Stress, depression, anxiety, chronic pain, working night shifts (irregular sleep patterns), unhealthy sleeping habits, use of alcohol and drugs, and neurological conditions such as Parkinson's disease and Alzheimer's disease are some top causes of insomnia. Hormonal imbalances triggered by thyroid issues and menopause can also make it difficult falling or staying asleep. In addition, other sleep disorders like sleep apnoea and restless leg syndrome can also cause insomnia in some people.
Food intolerance could also be a reason behind your constant feeling of tiredness, especially when you don't have any other underlying medical condition such as thyroid disorder, cancer, diabetes or arthritis. People who are intolerant or insensitive to certain foods can struggle with exhaustion and brain fog after eating such food items. If you have been experiencing chronic fatigue that you cannot account for, it may be a good idea to get tested to find out if you are allergic or intolerant to any food.
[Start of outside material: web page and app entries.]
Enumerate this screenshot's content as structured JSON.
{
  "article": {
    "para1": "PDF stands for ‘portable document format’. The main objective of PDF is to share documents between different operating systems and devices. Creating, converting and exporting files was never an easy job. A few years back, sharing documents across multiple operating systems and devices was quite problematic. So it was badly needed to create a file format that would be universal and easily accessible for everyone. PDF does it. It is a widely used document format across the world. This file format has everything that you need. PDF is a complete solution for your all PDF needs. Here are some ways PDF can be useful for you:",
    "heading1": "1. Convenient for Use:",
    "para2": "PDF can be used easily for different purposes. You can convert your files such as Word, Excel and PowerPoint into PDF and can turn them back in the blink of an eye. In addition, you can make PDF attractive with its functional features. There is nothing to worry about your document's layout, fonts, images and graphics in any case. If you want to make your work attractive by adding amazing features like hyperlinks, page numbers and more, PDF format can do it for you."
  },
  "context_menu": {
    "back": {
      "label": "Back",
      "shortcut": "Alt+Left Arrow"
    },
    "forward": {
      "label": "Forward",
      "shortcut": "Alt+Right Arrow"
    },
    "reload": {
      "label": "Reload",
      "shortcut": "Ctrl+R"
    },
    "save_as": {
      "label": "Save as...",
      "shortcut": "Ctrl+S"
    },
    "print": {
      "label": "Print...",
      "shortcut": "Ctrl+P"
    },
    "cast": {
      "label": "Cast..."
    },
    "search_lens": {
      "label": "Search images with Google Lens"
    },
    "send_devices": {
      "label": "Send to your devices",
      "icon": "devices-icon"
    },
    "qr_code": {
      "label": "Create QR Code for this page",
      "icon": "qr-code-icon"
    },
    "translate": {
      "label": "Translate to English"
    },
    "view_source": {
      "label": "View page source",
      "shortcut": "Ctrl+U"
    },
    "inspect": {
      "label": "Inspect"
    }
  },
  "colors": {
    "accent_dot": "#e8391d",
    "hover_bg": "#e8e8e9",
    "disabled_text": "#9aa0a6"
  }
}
Feeling unusually tired can be a sign that you are dehydrated. Being well-hydrated is important for your body to function properly. Proper hydration keeps your blood circulation healthy, improves sleep, keeps organs and tissues healthy and supports detoxification. Even mild dehydration can cause fatigue, reduced energy levels and other symptoms like muscle cramps, headache and light-headedness.
Excessive thirst, dry mouth, dizziness, dry skin, dark coloured urine and urinating too little are some signs that your body may be dehydrated. Not drinking enough water, diarrhea, vomiting, fever, use of diuretics, alcohol and excessive sweating can cause dehydration, leaving you with poor physical strength and feelings of fatigue and weakness.
7. Drugs and medications
Many common drugs and prescription medication are known to cause fatigue. Anti-histamines, antidepressants, antibiotics, beta blockers (drugs that are used to reduce high blood pressure), statins (cholesterol lowering drugs), and pain-relieving drugs are some of the common drugs that can cause physical and mental fatigue, sleep disturbances, and loss of energy. Drugs used for substance withdrawal (alcohol, pain medications and illegal substances) can also cause excessive sleepiness, extreme exhaustion, muscle fatigue and flu like symptoms.
When should I be worried about my fatigue?
Sometimes, getting rid of fatigue and exhaustion can be as simple as addressing a nutritional deficiency or eating healthy and getting good amounts of rest and sleep. But you should consult your healthcare professional if you are experiencing sudden fatigue with unintended weight loss, have trouble falling asleep or notice signs of depression. In addition, symptoms like shortness of breath, rectal bleeding, pain in the chest and elsewhere in the body along with chronic fatigue and sleepiness could be warning signs of a serious medical condition that needs to be diagnosed and addressed immediately.
If your fatigue has persisted for more than two weeks, even after you have rested well and taken care of your nutrition, it is time to see a doctor to find out if an underlying medical condition could be the reason behind your fatigue and associated symptoms.
- Nowak et al. Effect of vitamin D3 on self-perceived fatigue. Medicine (Baltimore). 2016
- Chaker et al. Hypothyroidism. Lancet. 2017
- Sanjay Kalra and Rakesh Sahay. Diabetes Fatigue Syndrome. Diabetes Therapy. 2018.
- Yaxin Bi et al. Contributing factors of fatigue in patients with type 2 diabetes: A systematic review. Psychoneuroendocrinology. 2021.
- Janet E Pope. Management of Fatigue in Rheumatoid Arthritis. RMD Open 2020.
- Santos et al. The impact of fatigue in rheumatoid arthritis and the challenges of its assessment. Rheumatology. 2019
- Raygaerts et al. Effect of biologics on fatigue in psoriatic arthritis: A systematic literature review with meta-analysis. Joint Bone Spine. 2018.
- Tuncay et al. The impact of fatigue on patients with psoriatic arthritis: a multi-center study of the TLAR-network. Rheumatology International. 2020.